On the surface, The Queen of Versailles (Greenfield, 2012) appears to be a riches-to-rags saga of timeshare billionaire David Siegel, his wife Jackie, and their eight children as they navigate the economic turmoil that commenced with the collapse of Lehman Brothers in 2008. The story is clearly Jackie’s as she describes the 90,000 sq. ft. house they are building, inspired by the Louis XIV palace and the top three floors of the Paris hotel in Las Vegas. Audiences will be delighted/appalled at Jackie’s unselfconscious excess and sense of entitlement.
But the real story here is the bravado David Siegel exhibited as he rode the wave of cheap money and the real estate bubble in the decade leading up to the economic crisis. We see the sales pitch and blanch as a Middle-America dad reaches for his credit card to buy his family a share at one of Siegel’s resort property. A fact slipped in by the sales chief at one resort is that 100% of their sales happen on the same day as the customer’s first visit to the property. This innocuous boast belies their sales model: get the customer’s signature today; don’t let them sleep on it; don’t let them think it through. It is oddly synonymous with how the Seigels themselves live.
As his empire is imploding, David Siegel muses sadly at the hundreds of his employees that have lost their jobs. And then blames the banks and their cheap money as the source of his company’s trouble. That he apparently assumed there would be a never-ending supply of prospective customers and low cost capital—and that he is not somehow responsible for his company’s reversal—is stunning. The camera effectively pauses for a full beat at this moment to let the point linger.
We also see how the financial stress is affecting David and Jackie’s marriage and the running of the household. While it may be tough to find sympathy for Jackie who has trouble living in a mere 26,000 sq. ft. mansion, David is the one who gambled with his family’s security and lost.
Following on the gambling metaphor, Betting the Farm (Pingree and Mann, 2012) tells the story of a group of rural Maine dairy farmers faced with the potential of losing their farms when the national milk company to whom they sell their milk ends the contract. The farmers unite to form Maine’s Original Organic (MOO) Milk Company to process and market their product while paying a sustainable price to the farmer for the milk.
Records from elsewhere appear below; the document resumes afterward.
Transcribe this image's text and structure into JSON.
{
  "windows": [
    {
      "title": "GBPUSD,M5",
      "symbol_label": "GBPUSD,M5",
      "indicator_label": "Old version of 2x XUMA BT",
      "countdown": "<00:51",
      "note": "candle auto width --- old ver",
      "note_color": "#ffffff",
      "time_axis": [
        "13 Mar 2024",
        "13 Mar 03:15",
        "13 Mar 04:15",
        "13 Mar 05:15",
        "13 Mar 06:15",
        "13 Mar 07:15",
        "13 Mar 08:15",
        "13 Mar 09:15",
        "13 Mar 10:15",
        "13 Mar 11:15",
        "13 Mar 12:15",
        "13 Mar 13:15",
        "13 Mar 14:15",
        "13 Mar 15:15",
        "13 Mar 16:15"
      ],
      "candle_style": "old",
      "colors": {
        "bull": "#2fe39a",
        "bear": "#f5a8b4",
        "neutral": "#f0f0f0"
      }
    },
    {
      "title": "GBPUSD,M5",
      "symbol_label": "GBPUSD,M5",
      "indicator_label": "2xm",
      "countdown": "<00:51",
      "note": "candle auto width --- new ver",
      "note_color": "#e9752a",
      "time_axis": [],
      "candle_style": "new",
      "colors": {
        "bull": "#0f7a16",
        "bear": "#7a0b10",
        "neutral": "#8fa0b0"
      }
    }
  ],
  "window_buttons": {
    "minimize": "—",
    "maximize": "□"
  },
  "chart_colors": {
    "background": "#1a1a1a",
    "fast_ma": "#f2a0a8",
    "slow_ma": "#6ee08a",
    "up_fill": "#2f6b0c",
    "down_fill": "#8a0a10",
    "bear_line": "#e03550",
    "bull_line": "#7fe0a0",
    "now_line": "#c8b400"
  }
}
The filmmakers embed themselves with the farmers’ families and provide an intimate portrait of life on a small New England dairy farm. The work is hard and dirty; arguments are frequently peppered with foul language. Yet the farmers and their families are portrayed with a dignity that is refreshing without being mawkish. Audiences cannot help but feel engaged with these characters and root for their success.
That success is never a given. And viewers watch as MOO Milk is faced with numerous delays and production challenges. Leaking milk cartons are a particular issue; cash flow and covering the farmers’ expenses are another. When things look bleakest for MOO Milk and the unity of the farmers appears in doubt, a recapitalization plan is drawn up. Reluctantly, the farmers agree to convert the money they are owed into an equity position in MOO Milk. This enables a source of working capital to be used to grow the company.
Here, a group of scrappy small businessmen and women take the long view. It’s a choice that’s not easy or pleasant. But rather than dwell on a short-term receivable, the film effectively shows how they are looking down the road to envision long-term success.
Gary M. Kramer is the author of Independent Queer Cinema: Reviews and Interviews, and co-editor of the forthcoming Directory of World Cinema: Argentina.
Michael Miller is an independent scholar and regular contributor to Film International’s Around the Circuit.